Go through the records and give the number of lines that include "Enrollment", with nothing else.

[Records excerpted from a collection]
★ ★ ★ ★ ★ ★ ★

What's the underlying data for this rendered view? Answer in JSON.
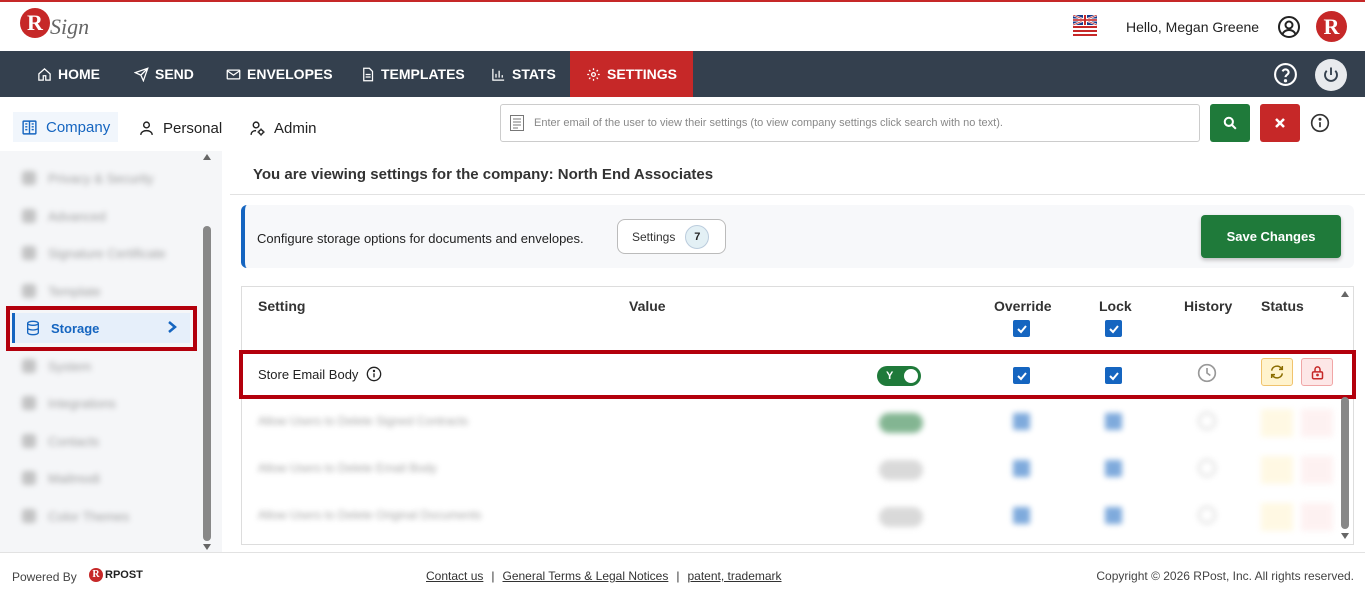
{
  "app": {
    "logo_text": "Sign",
    "logo_letter": "R",
    "greeting": "Hello, Megan Greene",
    "brand_letter": "R"
  },
  "nav": {
    "items": [
      {
        "label": "HOME",
        "icon": "home-icon"
      },
      {
        "label": "SEND",
        "icon": "send-icon"
      },
      {
        "label": "ENVELOPES",
        "icon": "envelope-icon"
      },
      {
        "label": "TEMPLATES",
        "icon": "template-icon"
      },
      {
        "label": "STATS",
        "icon": "stats-icon"
      },
      {
        "label": "SETTINGS",
        "icon": "gear-icon",
        "active": true
      }
    ]
  },
  "subtabs": {
    "company": "Company",
    "personal": "Personal",
    "admin": "Admin"
  },
  "search": {
    "placeholder": "Enter email of the user to view their settings (to view company settings click search with no text)."
  },
  "sidebar": {
    "items": [
      "Privacy & Security",
      "Advanced",
      "Signature Certificate",
      "Template",
      "Storage",
      "System",
      "Integrations",
      "Contacts",
      "Mailmodi",
      "Color Themes"
    ],
    "selected": "Storage"
  },
  "main": {
    "viewing_text": "You are viewing settings for the company: North End Associates",
    "config_text": "Configure storage options for documents and envelopes.",
    "settings_chip_label": "Settings",
    "settings_count": "7",
    "save_label": "Save Changes"
  },
  "table": {
    "headers": {
      "setting": "Setting",
      "value": "Value",
      "override": "Override",
      "lock": "Lock",
      "history": "History",
      "status": "Status"
    },
    "rows": [
      {
        "label": "Store Email Body",
        "toggle": "Y",
        "toggle_on": true,
        "override": true,
        "lock": true
      },
      {
        "label": "Allow Users to Delete Signed Contracts",
        "toggle_on": true
      },
      {
        "label": "Allow Users to Delete Email Body",
        "toggle_on": false
      },
      {
        "label": "Allow Users to Delete Original Documents",
        "toggle_on": false
      }
    ]
  },
  "footer": {
    "powered_by": "Powered By",
    "rpost": "RPOST",
    "links": [
      "Contact us",
      "General Terms & Legal Notices",
      "patent, trademark"
    ],
    "copyright": "Copyright © 2026 RPost, Inc. All rights reserved."
  },
  "colors": {
    "nav_bg": "#34404e",
    "accent_red": "#c62828",
    "accent_blue": "#1565c0",
    "save_green": "#1f7a3a"
  }
}
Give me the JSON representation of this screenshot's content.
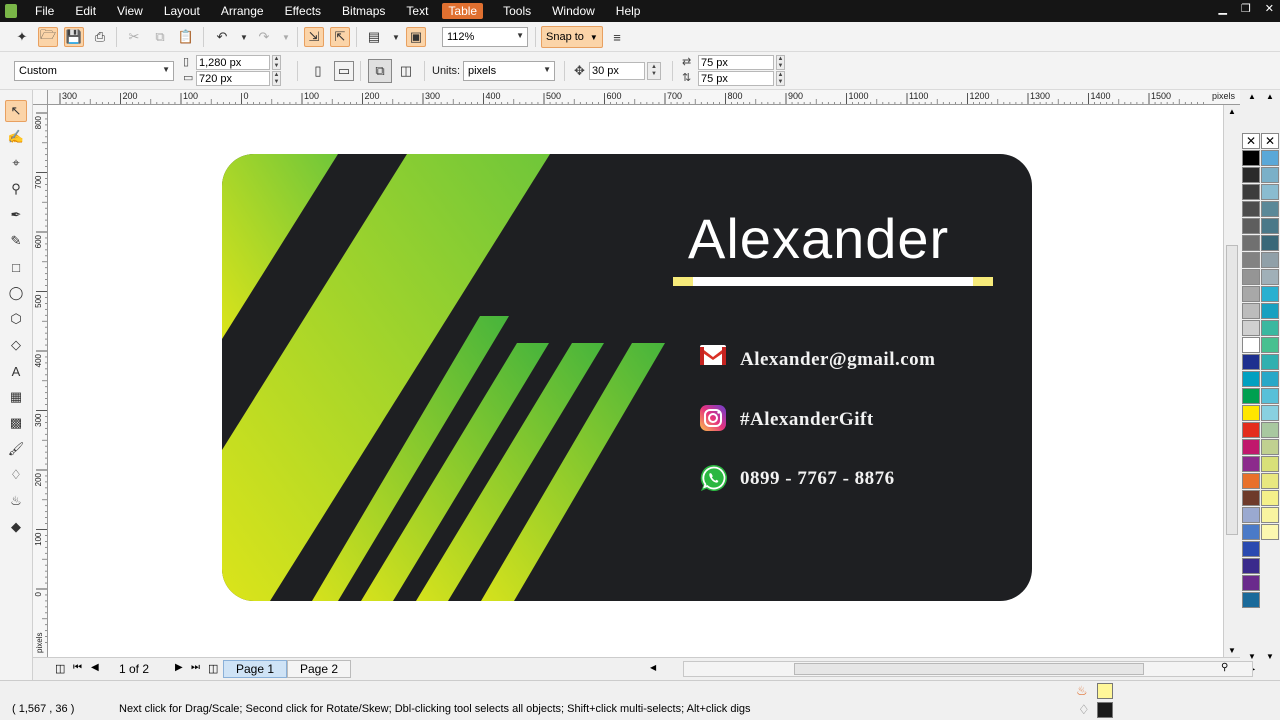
{
  "menu": {
    "items": [
      "File",
      "Edit",
      "View",
      "Layout",
      "Arrange",
      "Effects",
      "Bitmaps",
      "Text",
      "Table",
      "Tools",
      "Window",
      "Help"
    ],
    "active": "Table"
  },
  "toolbar": {
    "zoom": "112%",
    "snap_label": "Snap to",
    "page_preset": "Custom",
    "width": "1,280 px",
    "height": "720 px",
    "units_label": "Units:",
    "units_value": "pixels",
    "nudge": "30 px",
    "dup_x": "75 px",
    "dup_y": "75 px"
  },
  "rulers": {
    "h_ticks": [
      "300",
      "200",
      "100",
      "0",
      "100",
      "200",
      "300",
      "400",
      "500",
      "600",
      "700",
      "800",
      "900",
      "1000",
      "1100",
      "1200",
      "1300",
      "1400",
      "1500"
    ],
    "h_unit": "pixels",
    "v_ticks": [
      "800",
      "700",
      "600",
      "500",
      "400",
      "300",
      "200",
      "100",
      "0"
    ],
    "v_unit": "pixels"
  },
  "card": {
    "name": "Alexander",
    "email": "Alexander@gmail.com",
    "instagram": "#AlexanderGift",
    "phone": "0899 - 7767 - 8876"
  },
  "pages": {
    "counter": "1 of 2",
    "tabs": [
      "Page 1",
      "Page 2"
    ],
    "active": "Page 1"
  },
  "status": {
    "coords": "( 1,567 , 36    )",
    "message": "Next click for Drag/Scale; Second click for Rotate/Skew; Dbl-clicking tool selects all objects; Shift+click multi-selects; Alt+click digs",
    "fill_color": "#fff799",
    "outline_color": "#1a1a1a"
  },
  "palette": {
    "left_column": [
      "#000000",
      "#2b2b2b",
      "#3c3c3c",
      "#4d4d4d",
      "#5e5e5e",
      "#707070",
      "#828282",
      "#959595",
      "#a8a8a8",
      "#bcbcbc",
      "#d0d0d0",
      "#ffffff",
      "#1d2f8f",
      "#00a0c0",
      "#00a050",
      "#ffe600",
      "#e32d1c",
      "#c0186c",
      "#8c2a8c",
      "#e8702a",
      "#6e3a2a",
      "#9aa9d0",
      "#4a7ac8",
      "#2a4ab0",
      "#3a2a8c",
      "#6a2a8c",
      "#1a6a9a"
    ],
    "right_column": [
      "#5aa8d8",
      "#7ab0c8",
      "#8abcd0",
      "#5a8898",
      "#4a7888",
      "#3a6878",
      "#90a0a8",
      "#a0b0b8",
      "#28b0d0",
      "#18a0c0",
      "#3ab8a0",
      "#48c090",
      "#30b0b0",
      "#28a8c8",
      "#58c0d8",
      "#88d0e0",
      "#a8c8a0",
      "#c0d090",
      "#d8e078",
      "#e8e880",
      "#f4f08a",
      "#f8f4a0",
      "#fcf8b0"
    ]
  }
}
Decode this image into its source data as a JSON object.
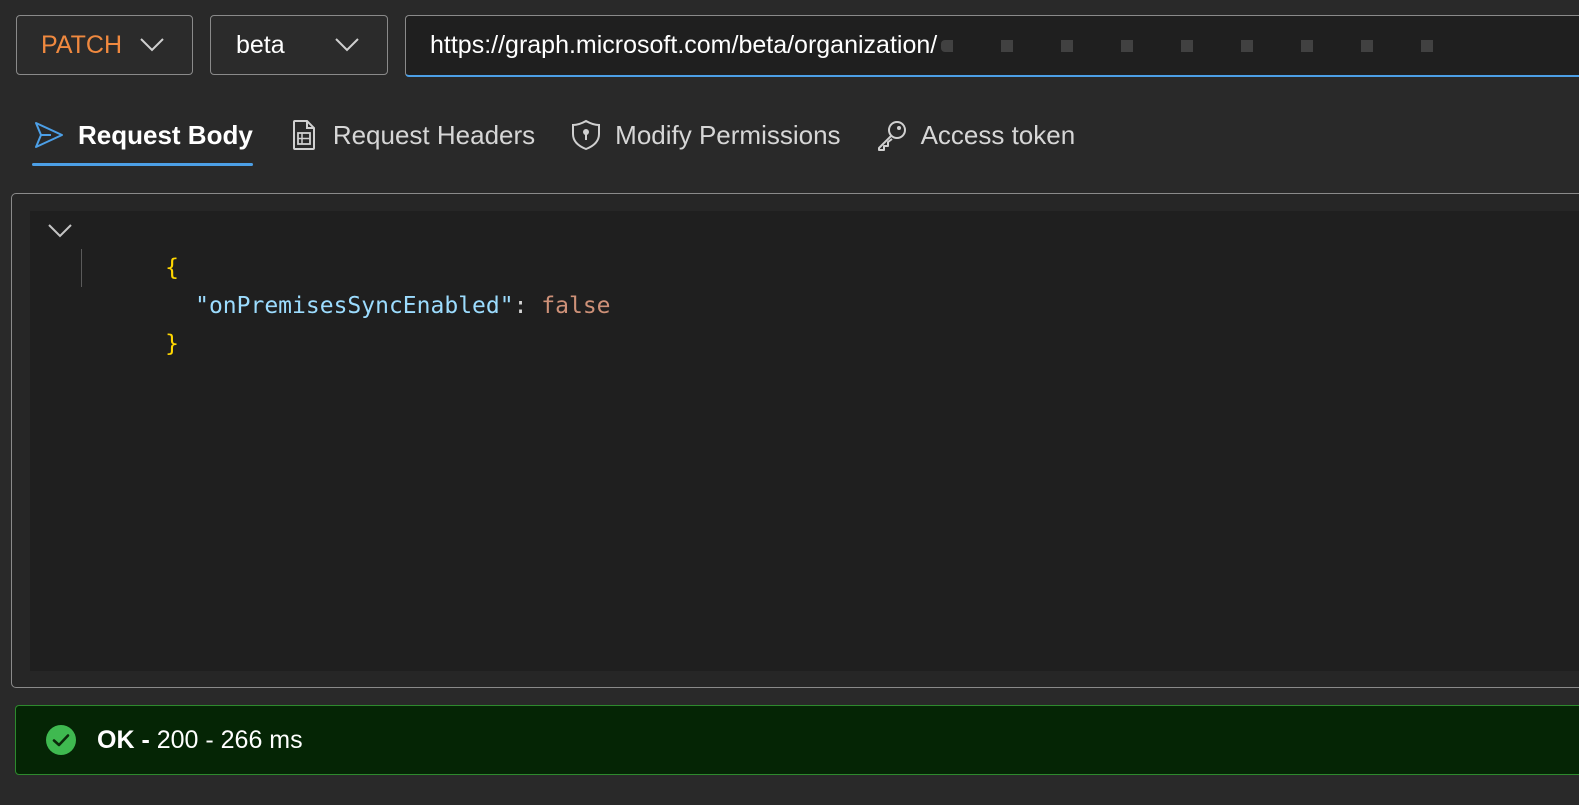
{
  "request": {
    "method": "PATCH",
    "version": "beta",
    "url": "https://graph.microsoft.com/beta/organization/"
  },
  "tabs": [
    {
      "label": "Request Body",
      "icon": "send-icon",
      "active": true
    },
    {
      "label": "Request Headers",
      "icon": "document-icon",
      "active": false
    },
    {
      "label": "Modify Permissions",
      "icon": "shield-lock-icon",
      "active": false
    },
    {
      "label": "Access token",
      "icon": "key-icon",
      "active": false
    }
  ],
  "editor": {
    "open_brace": "{",
    "key": "\"onPremisesSyncEnabled\"",
    "colon": ": ",
    "value": "false",
    "close_brace": "}"
  },
  "status": {
    "ok": "OK - ",
    "detail": "200 - 266 ms",
    "color": "#2d8a2d"
  },
  "colors": {
    "accent": "#4c9fe6",
    "method": "#f0893f",
    "json_brace": "#ffd700",
    "json_key": "#9cdcfe",
    "json_bool": "#ce9178"
  }
}
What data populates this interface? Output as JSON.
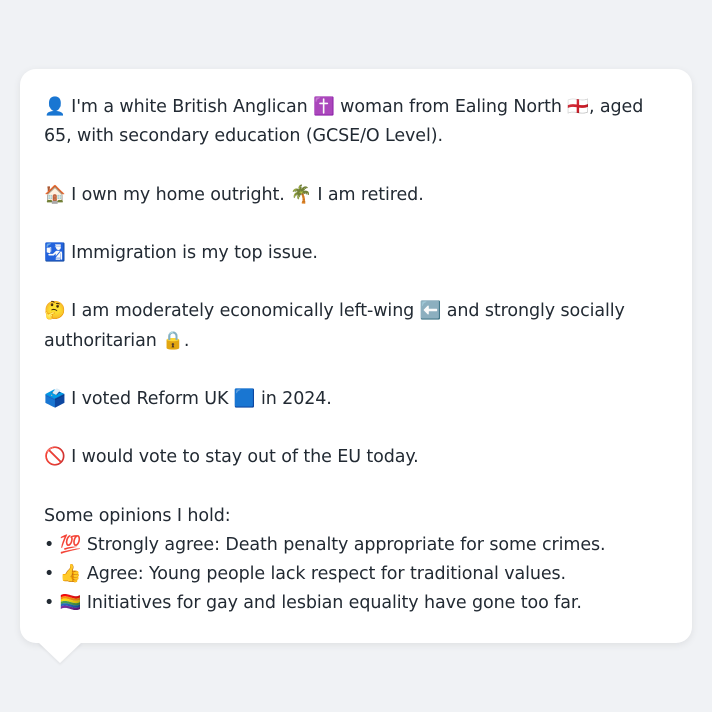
{
  "persona": {
    "line1": "👤 I'm a white British Anglican ✝️ woman from Ealing North 🏴󠁧󠁢󠁥󠁮󠁧󠁿, aged 65, with secondary education (GCSE/O Level).",
    "line2": "🏠 I own my home outright. 🌴 I am retired.",
    "line3": "🛂 Immigration is my top issue.",
    "line4": "🤔 I am moderately economically left-wing ⬅️ and strongly socially authoritarian 🔒.",
    "line5": "🗳️ I voted Reform UK 🟦 in 2024.",
    "line6": "🚫 I would vote to stay out of the EU today.",
    "opinions_heading": "Some opinions I hold:",
    "opinions": [
      "• 💯 Strongly agree: Death penalty appropriate for some crimes.",
      "• 👍 Agree: Young people lack respect for traditional values.",
      "• 🏳️‍🌈 Initiatives for gay and lesbian equality have gone too far."
    ]
  }
}
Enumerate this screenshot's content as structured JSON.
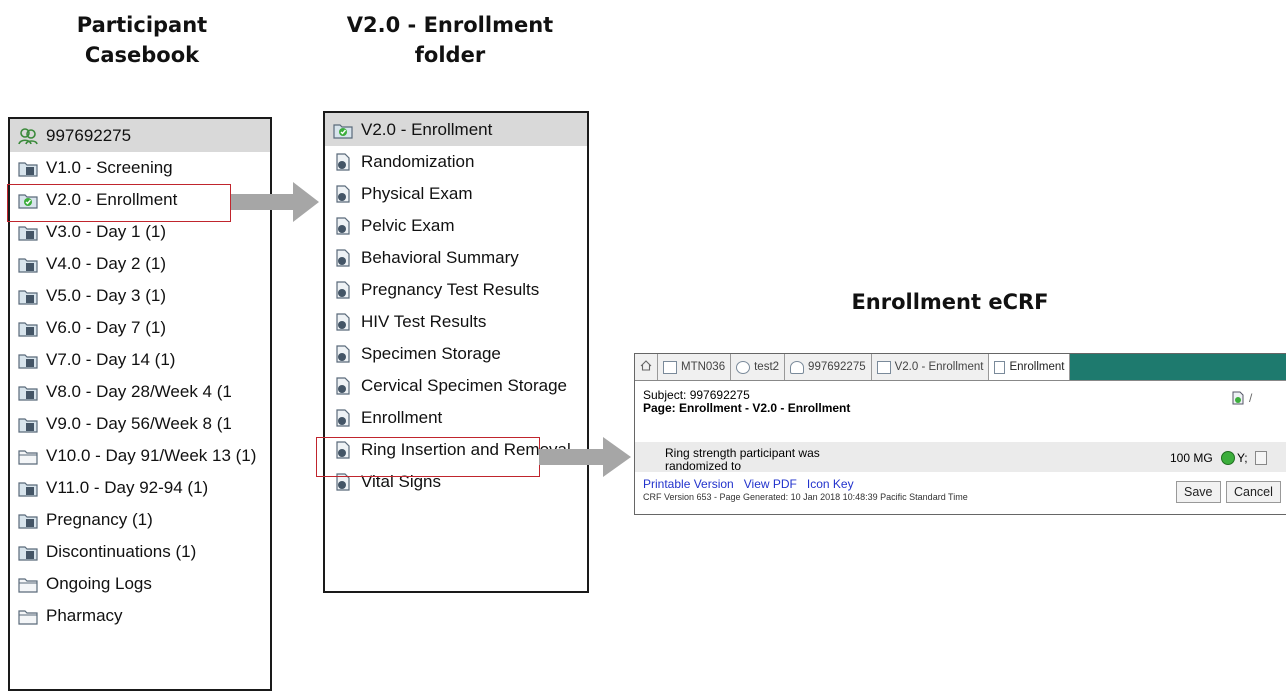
{
  "headings": {
    "casebook": [
      "Participant",
      "Casebook"
    ],
    "folder": [
      "V2.0 - Enrollment",
      "folder"
    ],
    "ecrf": "Enrollment eCRF"
  },
  "casebook": {
    "header": "997692275",
    "items": [
      {
        "label": "V1.0 - Screening",
        "icon": "folder-form-icon"
      },
      {
        "label": "V2.0 - Enrollment",
        "icon": "folder-complete-icon"
      },
      {
        "label": "V3.0 - Day 1 (1)",
        "icon": "folder-form-icon"
      },
      {
        "label": "V4.0 - Day 2 (1)",
        "icon": "folder-form-icon"
      },
      {
        "label": "V5.0 - Day 3 (1)",
        "icon": "folder-form-icon"
      },
      {
        "label": "V6.0 - Day 7 (1)",
        "icon": "folder-form-icon"
      },
      {
        "label": "V7.0 - Day 14 (1)",
        "icon": "folder-form-icon"
      },
      {
        "label": "V8.0 - Day 28/Week 4 (1",
        "icon": "folder-form-icon"
      },
      {
        "label": "V9.0 - Day 56/Week 8 (1",
        "icon": "folder-form-icon"
      },
      {
        "label": "V10.0 - Day 91/Week 13 (1)",
        "icon": "folder-empty-icon"
      },
      {
        "label": "V11.0 - Day 92-94 (1)",
        "icon": "folder-form-icon"
      },
      {
        "label": "Pregnancy (1)",
        "icon": "folder-form-icon"
      },
      {
        "label": "Discontinuations (1)",
        "icon": "folder-form-icon"
      },
      {
        "label": "Ongoing Logs",
        "icon": "folder-empty-icon"
      },
      {
        "label": "Pharmacy",
        "icon": "folder-empty-icon"
      }
    ]
  },
  "folder": {
    "header": "V2.0 - Enrollment",
    "items": [
      {
        "label": "Randomization"
      },
      {
        "label": "Physical Exam"
      },
      {
        "label": "Pelvic Exam"
      },
      {
        "label": "Behavioral Summary"
      },
      {
        "label": "Pregnancy Test Results"
      },
      {
        "label": "HIV Test Results"
      },
      {
        "label": "Specimen Storage"
      },
      {
        "label": "Cervical Specimen Storage"
      },
      {
        "label": "Enrollment"
      },
      {
        "label": "Ring Insertion and Removal"
      },
      {
        "label": "Vital Signs"
      }
    ]
  },
  "ecrf": {
    "tabs": [
      "MTN036",
      "test2",
      "997692275",
      "V2.0 - Enrollment",
      "Enrollment"
    ],
    "subject": "Subject: 997692275",
    "page": "Page: Enrollment - V2.0 - Enrollment",
    "question": "Ring strength participant was randomized to",
    "answer": "100 MG",
    "answer_flag": "Y;",
    "links": {
      "printable": "Printable Version",
      "pdf": "View PDF",
      "icon_key": "Icon Key"
    },
    "footer": "CRF Version 653 - Page Generated: 10 Jan 2018 10:48:39 Pacific Standard Time",
    "save": "Save",
    "cancel": "Cancel"
  },
  "colors": {
    "highlight": "#c0252d",
    "arrow": "#a6a6a6",
    "header_bg": "#d9d9d9",
    "tab_bar": "#1e7a6e",
    "link": "#2233cc"
  }
}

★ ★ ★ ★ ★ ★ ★

Exercise output: 8